What is needed is the number of lines below that contain the string "shopping", with no other text.

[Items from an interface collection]
=====

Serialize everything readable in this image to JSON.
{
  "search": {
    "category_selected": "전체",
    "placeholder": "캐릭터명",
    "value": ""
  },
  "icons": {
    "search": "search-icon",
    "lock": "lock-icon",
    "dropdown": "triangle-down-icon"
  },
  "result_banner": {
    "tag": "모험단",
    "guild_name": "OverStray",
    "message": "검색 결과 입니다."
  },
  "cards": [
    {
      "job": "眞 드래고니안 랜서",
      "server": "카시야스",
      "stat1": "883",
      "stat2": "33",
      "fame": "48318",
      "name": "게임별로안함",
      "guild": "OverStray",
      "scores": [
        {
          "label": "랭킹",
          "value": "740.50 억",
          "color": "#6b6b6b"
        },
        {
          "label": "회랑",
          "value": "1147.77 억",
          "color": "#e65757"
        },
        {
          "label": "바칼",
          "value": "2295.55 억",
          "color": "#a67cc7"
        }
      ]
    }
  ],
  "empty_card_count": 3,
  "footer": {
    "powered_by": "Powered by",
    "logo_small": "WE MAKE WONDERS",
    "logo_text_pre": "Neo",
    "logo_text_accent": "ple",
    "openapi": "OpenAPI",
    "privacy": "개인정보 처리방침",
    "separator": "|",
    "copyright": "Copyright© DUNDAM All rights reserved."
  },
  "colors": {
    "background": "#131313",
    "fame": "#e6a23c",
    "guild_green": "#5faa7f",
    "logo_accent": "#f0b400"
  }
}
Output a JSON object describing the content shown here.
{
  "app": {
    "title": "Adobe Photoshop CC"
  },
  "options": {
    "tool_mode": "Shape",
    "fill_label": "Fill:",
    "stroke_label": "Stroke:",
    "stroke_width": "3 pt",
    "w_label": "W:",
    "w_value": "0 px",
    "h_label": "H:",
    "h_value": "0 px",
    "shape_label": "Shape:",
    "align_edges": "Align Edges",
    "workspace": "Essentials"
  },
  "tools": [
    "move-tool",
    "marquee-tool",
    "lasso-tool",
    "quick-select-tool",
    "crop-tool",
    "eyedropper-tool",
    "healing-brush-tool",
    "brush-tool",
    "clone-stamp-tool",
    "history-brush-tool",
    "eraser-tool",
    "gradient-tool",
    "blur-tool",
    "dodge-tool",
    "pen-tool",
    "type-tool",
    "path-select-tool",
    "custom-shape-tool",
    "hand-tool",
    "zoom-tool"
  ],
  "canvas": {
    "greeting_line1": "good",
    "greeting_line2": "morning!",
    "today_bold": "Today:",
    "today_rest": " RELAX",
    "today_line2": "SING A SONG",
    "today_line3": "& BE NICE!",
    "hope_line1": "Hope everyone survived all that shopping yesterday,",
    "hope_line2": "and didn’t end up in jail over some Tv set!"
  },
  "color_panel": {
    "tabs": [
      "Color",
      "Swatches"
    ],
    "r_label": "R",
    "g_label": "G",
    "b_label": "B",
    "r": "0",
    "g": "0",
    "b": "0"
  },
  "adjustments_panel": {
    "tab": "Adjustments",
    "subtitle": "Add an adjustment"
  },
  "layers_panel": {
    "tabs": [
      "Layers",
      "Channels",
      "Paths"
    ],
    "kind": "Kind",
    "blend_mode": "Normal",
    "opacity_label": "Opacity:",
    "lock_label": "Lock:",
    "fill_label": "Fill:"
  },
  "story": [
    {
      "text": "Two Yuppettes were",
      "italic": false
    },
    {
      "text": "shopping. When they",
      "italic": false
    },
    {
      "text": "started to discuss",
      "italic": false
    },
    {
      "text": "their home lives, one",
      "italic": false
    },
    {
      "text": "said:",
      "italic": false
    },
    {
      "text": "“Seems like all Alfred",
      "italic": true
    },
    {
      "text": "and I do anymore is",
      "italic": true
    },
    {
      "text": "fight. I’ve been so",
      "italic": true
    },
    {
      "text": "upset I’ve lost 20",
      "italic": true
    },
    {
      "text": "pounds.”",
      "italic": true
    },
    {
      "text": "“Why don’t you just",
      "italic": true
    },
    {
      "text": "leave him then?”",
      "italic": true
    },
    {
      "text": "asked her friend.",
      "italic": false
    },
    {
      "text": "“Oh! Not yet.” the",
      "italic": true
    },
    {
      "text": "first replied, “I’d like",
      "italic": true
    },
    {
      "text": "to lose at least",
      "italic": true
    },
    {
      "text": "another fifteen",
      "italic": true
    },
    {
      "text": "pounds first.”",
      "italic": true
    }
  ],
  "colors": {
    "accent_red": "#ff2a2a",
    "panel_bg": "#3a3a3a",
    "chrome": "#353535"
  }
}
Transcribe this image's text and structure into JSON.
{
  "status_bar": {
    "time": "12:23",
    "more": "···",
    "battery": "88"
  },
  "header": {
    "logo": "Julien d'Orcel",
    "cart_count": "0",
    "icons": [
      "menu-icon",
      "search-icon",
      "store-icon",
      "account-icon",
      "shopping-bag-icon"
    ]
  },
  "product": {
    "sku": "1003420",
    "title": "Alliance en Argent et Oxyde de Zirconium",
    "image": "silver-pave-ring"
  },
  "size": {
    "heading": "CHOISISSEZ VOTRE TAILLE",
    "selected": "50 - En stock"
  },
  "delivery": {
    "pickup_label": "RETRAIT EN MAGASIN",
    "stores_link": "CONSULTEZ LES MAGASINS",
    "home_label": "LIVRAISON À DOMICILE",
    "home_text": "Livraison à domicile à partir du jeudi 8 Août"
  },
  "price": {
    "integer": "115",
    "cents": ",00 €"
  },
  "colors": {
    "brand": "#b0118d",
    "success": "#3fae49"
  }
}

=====

[YOUR SOLUTION] 3